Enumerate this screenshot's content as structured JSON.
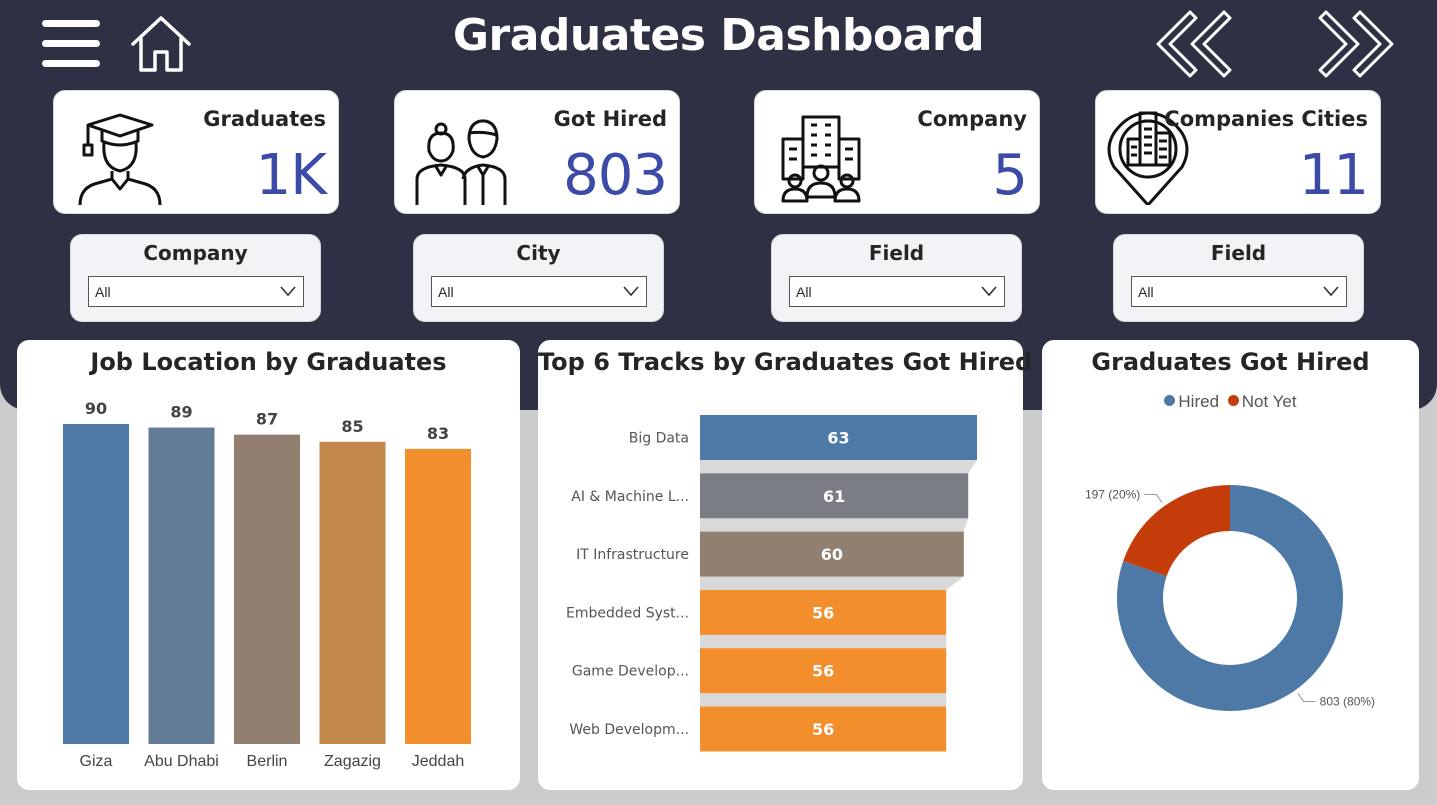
{
  "header": {
    "title": "Graduates Dashboard",
    "menu_icon": "hamburger-menu-icon",
    "home_icon": "home-icon",
    "back_icon": "double-chevron-left-icon",
    "forward_icon": "double-chevron-right-icon"
  },
  "kpis": [
    {
      "label": "Graduates",
      "value": "1K",
      "icon": "graduate-icon"
    },
    {
      "label": "Got Hired",
      "value": "803",
      "icon": "employees-icon"
    },
    {
      "label": "Company",
      "value": "5",
      "icon": "company-building-icon"
    },
    {
      "label": "Companies Cities",
      "value": "11",
      "icon": "city-location-pin-icon"
    }
  ],
  "slicers": [
    {
      "title": "Company",
      "value": "All"
    },
    {
      "title": "City",
      "value": "All"
    },
    {
      "title": "Field",
      "value": "All"
    },
    {
      "title": "Field",
      "value": "All"
    }
  ],
  "colors": {
    "header_bg": "#2e3143",
    "kpi_value": "#3d4ba8",
    "blue": "#4e79a7",
    "slate": "#637b94",
    "taupe": "#917f70",
    "brown": "#c2874b",
    "orange": "#f28e2b",
    "gray": "#7a7d84",
    "red": "#c43c0a"
  },
  "chart_data": [
    {
      "type": "bar",
      "title": "Job Location by Graduates",
      "categories": [
        "Giza",
        "Abu Dhabi",
        "Berlin",
        "Zagazig",
        "Jeddah"
      ],
      "values": [
        90,
        89,
        87,
        85,
        83
      ],
      "colors": [
        "#4e79a7",
        "#637b94",
        "#917f70",
        "#c2874b",
        "#f28e2b"
      ],
      "ylim": [
        0,
        90
      ],
      "grid": false
    },
    {
      "type": "bar",
      "orientation": "horizontal",
      "title": "Top 6 Tracks by Graduates Got Hired",
      "categories": [
        "Big Data",
        "AI & Machine L...",
        "IT Infrastructure",
        "Embedded Syst...",
        "Game Develop...",
        "Web Developm..."
      ],
      "values": [
        63,
        61,
        60,
        56,
        56,
        56
      ],
      "colors": [
        "#4e79a7",
        "#7a7d84",
        "#917f70",
        "#f28e2b",
        "#f28e2b",
        "#f28e2b"
      ],
      "xlim": [
        0,
        63
      ],
      "grid": false
    },
    {
      "type": "pie",
      "title": "Graduates Got Hired",
      "labels": [
        "Hired",
        "Not Yet"
      ],
      "values": [
        803,
        197
      ],
      "data_labels": [
        "803 (80%)",
        "197 (20%)"
      ],
      "colors": [
        "#4e79a7",
        "#c43c0a"
      ],
      "legend_position": "top"
    }
  ]
}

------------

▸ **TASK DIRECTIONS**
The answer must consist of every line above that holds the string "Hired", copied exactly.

▸ **RESULT BELOW**
      "label": "Got Hired",
      "title": "Top 6 Tracks by Graduates Got Hired",
      "title": "Graduates Got Hired",
        "Hired",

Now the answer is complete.